It’s no longer enough to show a new treatment will work or improve patient health, he said. Researchers must show their ideas will reduce healthcare costs, too.
With 6 million U.S. ICU patients annually and 80,000 intensive-care hospital beds throughout the country, Dr. DeJournett believes the potential for savings is vast.
“This could double profit margins of ICUs,” where hospitals generate about 15 percent of their revenue, he said.
Dr. DeJournett projects the artificial pancreas would yield a net savings of $1,500 per patient. Plus, fewer complications would occur and hospital ICU stays could drop to an average of three days from an average of four days, he said.
It costs $2,000 to $3,000 per day to stay at a hospital, Dr. DeJournett said.
Joseph, the Philadelphia-based artificial-pancreas expert, agrees.
“I’m a firm believer that, yes, an artificial pancreas will reduce costs, but a study hasn’t been done,” Joseph said. “You need to prove it in a trial.”
Arriving at the hospital
Dr. DeJournett said the earliest his technology could be on the market would be three years. A large-scale human trial must be done to gain FDA approval, and a company must agree to manufacture the artificial pancreas.
That work could cost about $60 million, Dr. DeJournett said.
Other companies also are working on this technology, Joseph said.
So, there’s no guarantee the DeJournetts would be first.
A 2001 study of glucose control in critically ill patients brought the issue to fore of the general medical community, Jeremy DeJournett said.

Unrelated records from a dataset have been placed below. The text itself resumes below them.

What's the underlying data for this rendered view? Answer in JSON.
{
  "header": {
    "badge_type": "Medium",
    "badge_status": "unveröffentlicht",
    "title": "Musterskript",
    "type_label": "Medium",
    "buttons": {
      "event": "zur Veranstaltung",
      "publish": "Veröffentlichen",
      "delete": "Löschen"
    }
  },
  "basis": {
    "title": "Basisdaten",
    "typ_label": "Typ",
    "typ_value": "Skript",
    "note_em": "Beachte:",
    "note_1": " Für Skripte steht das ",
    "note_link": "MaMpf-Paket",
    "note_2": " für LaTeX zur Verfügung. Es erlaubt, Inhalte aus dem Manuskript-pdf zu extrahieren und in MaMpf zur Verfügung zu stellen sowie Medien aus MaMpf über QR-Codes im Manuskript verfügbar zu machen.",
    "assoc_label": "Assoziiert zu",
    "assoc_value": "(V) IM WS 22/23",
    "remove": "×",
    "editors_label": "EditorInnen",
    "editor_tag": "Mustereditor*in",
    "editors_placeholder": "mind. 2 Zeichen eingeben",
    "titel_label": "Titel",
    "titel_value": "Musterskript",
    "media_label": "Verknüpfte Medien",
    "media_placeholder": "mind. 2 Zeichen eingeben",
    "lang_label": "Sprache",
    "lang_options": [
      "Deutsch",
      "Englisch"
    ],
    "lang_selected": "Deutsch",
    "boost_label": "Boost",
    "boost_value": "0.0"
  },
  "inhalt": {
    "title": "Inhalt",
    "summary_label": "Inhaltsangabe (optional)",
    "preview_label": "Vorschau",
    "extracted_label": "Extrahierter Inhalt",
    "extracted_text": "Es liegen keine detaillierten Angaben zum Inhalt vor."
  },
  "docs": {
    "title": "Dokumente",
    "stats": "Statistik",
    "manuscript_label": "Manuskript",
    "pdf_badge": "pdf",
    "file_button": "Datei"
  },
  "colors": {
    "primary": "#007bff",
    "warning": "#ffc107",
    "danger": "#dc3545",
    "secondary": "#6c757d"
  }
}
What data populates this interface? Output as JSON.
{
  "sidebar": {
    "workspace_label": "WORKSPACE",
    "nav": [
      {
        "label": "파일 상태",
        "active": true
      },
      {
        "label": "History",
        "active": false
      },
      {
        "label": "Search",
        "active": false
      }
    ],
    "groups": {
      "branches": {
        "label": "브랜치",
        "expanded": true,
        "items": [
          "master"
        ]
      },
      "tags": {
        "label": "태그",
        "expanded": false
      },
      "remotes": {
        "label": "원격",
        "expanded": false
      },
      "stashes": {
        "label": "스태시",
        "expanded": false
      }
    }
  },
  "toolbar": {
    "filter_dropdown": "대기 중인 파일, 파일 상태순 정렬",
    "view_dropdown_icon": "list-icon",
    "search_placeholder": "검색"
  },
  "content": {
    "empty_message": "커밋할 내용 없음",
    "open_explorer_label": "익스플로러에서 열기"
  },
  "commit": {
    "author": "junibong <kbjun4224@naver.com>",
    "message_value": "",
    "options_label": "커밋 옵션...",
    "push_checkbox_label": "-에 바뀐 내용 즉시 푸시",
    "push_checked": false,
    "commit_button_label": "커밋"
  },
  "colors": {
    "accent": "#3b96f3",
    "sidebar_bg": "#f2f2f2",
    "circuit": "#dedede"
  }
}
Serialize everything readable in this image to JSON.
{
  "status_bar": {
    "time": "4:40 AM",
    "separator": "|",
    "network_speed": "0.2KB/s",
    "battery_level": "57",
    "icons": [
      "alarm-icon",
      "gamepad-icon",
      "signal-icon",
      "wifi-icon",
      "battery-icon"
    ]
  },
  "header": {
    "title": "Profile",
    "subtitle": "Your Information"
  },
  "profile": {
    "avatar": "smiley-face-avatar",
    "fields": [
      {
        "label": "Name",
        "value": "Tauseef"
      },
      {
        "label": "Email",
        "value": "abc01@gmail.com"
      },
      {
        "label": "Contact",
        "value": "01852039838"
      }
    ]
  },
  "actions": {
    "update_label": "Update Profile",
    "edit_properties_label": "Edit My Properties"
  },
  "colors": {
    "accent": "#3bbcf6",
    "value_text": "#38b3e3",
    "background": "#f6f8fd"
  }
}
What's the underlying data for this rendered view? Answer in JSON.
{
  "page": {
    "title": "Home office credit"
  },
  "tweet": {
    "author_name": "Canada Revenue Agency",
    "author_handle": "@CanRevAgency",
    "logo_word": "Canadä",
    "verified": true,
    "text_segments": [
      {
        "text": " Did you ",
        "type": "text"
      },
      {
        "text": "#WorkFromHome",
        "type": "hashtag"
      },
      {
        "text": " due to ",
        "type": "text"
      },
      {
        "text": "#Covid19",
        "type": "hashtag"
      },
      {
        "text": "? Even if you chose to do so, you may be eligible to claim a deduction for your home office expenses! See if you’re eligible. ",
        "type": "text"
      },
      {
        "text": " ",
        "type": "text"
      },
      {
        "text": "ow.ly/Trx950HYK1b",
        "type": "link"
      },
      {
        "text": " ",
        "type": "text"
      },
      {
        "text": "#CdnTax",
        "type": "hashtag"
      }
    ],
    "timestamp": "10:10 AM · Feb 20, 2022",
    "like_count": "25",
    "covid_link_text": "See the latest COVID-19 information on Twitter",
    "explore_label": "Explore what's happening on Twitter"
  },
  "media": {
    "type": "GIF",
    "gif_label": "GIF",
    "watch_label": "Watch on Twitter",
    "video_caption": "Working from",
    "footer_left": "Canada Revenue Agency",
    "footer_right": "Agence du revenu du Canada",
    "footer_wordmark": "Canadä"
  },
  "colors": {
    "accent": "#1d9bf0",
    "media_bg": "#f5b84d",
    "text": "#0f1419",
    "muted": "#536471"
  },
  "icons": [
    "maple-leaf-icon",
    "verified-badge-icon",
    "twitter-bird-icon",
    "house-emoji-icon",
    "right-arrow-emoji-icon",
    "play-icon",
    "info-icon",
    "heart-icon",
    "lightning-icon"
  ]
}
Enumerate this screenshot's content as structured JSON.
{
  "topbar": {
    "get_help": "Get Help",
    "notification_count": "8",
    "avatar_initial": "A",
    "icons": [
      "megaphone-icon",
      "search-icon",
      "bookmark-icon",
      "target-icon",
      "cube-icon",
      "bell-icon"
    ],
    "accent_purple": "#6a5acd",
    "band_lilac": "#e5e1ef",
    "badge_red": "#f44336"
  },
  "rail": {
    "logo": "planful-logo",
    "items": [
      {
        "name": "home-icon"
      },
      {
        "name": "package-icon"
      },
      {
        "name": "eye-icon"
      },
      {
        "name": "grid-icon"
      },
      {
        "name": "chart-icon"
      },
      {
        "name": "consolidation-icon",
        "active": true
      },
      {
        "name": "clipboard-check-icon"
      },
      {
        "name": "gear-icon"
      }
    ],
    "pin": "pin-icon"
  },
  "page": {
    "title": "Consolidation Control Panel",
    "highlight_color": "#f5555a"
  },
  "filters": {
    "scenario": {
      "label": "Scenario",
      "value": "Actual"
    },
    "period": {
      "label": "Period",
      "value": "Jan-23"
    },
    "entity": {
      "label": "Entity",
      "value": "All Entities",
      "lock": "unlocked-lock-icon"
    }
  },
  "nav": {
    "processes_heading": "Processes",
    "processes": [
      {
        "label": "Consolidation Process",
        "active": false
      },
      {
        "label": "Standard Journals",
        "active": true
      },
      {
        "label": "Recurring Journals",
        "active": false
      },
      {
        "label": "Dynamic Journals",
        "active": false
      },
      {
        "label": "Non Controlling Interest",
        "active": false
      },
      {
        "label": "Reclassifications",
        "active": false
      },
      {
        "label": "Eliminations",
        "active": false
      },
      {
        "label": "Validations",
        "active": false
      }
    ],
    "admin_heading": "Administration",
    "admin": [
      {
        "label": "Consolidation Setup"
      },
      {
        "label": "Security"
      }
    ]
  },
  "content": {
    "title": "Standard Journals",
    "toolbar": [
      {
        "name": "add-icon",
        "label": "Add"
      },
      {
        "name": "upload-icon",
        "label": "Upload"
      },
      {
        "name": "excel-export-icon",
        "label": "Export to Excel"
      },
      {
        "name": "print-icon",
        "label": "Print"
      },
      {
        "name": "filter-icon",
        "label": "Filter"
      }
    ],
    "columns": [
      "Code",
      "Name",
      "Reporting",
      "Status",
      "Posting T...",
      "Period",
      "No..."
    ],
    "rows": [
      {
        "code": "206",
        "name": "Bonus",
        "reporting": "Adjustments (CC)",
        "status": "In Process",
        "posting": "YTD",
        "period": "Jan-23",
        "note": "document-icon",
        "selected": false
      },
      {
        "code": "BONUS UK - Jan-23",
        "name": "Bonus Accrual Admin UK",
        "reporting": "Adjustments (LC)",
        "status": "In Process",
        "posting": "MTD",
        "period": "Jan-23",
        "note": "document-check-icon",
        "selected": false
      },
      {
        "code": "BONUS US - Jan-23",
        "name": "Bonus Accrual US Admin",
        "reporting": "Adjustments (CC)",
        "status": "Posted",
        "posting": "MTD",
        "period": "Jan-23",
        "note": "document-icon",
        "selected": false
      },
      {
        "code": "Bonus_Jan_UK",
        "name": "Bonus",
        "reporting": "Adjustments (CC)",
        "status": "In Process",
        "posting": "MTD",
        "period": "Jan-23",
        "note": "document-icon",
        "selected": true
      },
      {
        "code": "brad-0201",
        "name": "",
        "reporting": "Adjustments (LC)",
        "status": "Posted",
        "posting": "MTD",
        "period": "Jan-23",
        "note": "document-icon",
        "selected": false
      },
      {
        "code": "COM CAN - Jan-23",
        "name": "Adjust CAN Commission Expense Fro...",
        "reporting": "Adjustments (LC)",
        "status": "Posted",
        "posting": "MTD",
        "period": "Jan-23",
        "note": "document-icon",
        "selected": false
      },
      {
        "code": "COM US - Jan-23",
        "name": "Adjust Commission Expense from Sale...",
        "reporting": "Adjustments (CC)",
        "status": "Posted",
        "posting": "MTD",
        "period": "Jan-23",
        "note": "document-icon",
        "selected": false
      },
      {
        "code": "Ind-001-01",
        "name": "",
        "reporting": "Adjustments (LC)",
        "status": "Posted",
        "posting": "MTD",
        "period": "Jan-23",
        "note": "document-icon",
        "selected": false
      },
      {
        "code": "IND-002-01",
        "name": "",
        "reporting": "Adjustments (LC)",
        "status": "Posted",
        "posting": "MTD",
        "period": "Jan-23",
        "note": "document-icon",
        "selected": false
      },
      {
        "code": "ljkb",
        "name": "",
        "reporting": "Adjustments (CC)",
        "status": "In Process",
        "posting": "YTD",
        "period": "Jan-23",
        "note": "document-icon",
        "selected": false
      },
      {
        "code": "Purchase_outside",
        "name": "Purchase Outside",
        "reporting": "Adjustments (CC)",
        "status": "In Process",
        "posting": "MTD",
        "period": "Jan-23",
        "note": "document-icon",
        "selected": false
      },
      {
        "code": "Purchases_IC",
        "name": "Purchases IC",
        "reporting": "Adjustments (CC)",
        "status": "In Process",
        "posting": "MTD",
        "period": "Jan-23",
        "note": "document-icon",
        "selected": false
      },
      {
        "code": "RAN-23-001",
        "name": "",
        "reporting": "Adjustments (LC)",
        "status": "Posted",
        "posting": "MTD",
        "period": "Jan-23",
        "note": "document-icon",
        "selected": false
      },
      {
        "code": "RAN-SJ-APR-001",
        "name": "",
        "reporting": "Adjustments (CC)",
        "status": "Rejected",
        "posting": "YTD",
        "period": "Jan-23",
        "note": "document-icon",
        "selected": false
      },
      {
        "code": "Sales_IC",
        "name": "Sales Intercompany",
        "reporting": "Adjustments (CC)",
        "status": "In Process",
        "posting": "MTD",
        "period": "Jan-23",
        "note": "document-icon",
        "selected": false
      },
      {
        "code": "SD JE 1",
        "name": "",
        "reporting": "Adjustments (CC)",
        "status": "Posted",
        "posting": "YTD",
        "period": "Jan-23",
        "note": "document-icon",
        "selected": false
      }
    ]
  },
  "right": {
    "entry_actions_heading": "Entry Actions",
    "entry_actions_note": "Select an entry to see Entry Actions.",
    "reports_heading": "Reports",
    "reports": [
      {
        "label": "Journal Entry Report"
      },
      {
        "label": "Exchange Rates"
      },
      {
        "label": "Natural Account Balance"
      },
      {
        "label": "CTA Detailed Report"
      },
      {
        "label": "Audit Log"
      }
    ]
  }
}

“It’s essentially been a race since then,” Dr. DeJournett said.